-------- Data for review
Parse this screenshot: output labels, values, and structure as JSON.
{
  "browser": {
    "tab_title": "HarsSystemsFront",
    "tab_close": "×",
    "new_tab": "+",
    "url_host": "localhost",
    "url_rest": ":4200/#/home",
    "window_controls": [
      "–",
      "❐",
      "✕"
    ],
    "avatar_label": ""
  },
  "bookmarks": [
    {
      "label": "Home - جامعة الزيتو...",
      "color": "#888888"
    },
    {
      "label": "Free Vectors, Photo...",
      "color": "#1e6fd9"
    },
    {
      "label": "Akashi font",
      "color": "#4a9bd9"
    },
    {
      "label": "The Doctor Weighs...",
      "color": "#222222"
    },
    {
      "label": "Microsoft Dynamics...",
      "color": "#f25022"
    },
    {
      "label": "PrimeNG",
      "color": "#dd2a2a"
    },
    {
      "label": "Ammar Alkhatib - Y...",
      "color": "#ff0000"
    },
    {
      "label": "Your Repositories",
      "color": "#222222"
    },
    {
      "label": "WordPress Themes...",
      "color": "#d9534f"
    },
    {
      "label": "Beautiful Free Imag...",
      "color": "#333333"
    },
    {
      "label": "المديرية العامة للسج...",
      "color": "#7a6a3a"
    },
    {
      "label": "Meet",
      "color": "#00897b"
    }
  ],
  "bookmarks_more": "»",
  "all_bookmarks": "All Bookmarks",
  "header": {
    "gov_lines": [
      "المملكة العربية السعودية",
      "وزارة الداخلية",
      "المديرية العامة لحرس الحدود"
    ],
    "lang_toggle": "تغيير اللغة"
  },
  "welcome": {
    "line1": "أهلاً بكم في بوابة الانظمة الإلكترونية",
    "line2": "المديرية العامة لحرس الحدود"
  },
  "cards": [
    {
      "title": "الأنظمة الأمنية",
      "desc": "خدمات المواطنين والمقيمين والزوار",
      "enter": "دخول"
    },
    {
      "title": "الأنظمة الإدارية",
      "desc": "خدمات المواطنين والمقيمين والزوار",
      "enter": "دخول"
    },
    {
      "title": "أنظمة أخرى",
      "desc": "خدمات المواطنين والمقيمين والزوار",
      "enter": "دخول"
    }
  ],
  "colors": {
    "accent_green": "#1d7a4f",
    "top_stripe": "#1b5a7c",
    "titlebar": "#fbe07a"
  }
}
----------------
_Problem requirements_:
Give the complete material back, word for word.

_Answer box_:
Parse this screenshot: output labels, values, and structure as JSON.
{
  "browser": {
    "tab_title": "HarsSystemsFront",
    "tab_close": "×",
    "new_tab": "+",
    "url_host": "localhost",
    "url_rest": ":4200/#/home",
    "window_controls": [
      "–",
      "❐",
      "✕"
    ],
    "avatar_label": ""
  },
  "bookmarks": [
    {
      "label": "Home - جامعة الزيتو...",
      "color": "#888888"
    },
    {
      "label": "Free Vectors, Photo...",
      "color": "#1e6fd9"
    },
    {
      "label": "Akashi font",
      "color": "#4a9bd9"
    },
    {
      "label": "The Doctor Weighs...",
      "color": "#222222"
    },
    {
      "label": "Microsoft Dynamics...",
      "color": "#f25022"
    },
    {
      "label": "PrimeNG",
      "color": "#dd2a2a"
    },
    {
      "label": "Ammar Alkhatib - Y...",
      "color": "#ff0000"
    },
    {
      "label": "Your Repositories",
      "color": "#222222"
    },
    {
      "label": "WordPress Themes...",
      "color": "#d9534f"
    },
    {
      "label": "Beautiful Free Imag...",
      "color": "#333333"
    },
    {
      "label": "المديرية العامة للسج...",
      "color": "#7a6a3a"
    },
    {
      "label": "Meet",
      "color": "#00897b"
    }
  ],
  "bookmarks_more": "»",
  "all_bookmarks": "All Bookmarks",
  "header": {
    "gov_lines": [
      "المملكة العربية السعودية",
      "وزارة الداخلية",
      "المديرية العامة لحرس الحدود"
    ],
    "lang_toggle": "تغيير اللغة"
  },
  "welcome": {
    "line1": "أهلاً بكم في بوابة الانظمة الإلكترونية",
    "line2": "المديرية العامة لحرس الحدود"
  },
  "cards": [
    {
      "title": "الأنظمة الأمنية",
      "desc": "خدمات المواطنين والمقيمين والزوار",
      "enter": "دخول"
    },
    {
      "title": "الأنظمة الإدارية",
      "desc": "خدمات المواطنين والمقيمين والزوار",
      "enter": "دخول"
    },
    {
      "title": "أنظمة أخرى",
      "desc": "خدمات المواطنين والمقيمين والزوار",
      "enter": "دخول"
    }
  ],
  "colors": {
    "accent_green": "#1d7a4f",
    "top_stripe": "#1b5a7c",
    "titlebar": "#fbe07a"
  }
}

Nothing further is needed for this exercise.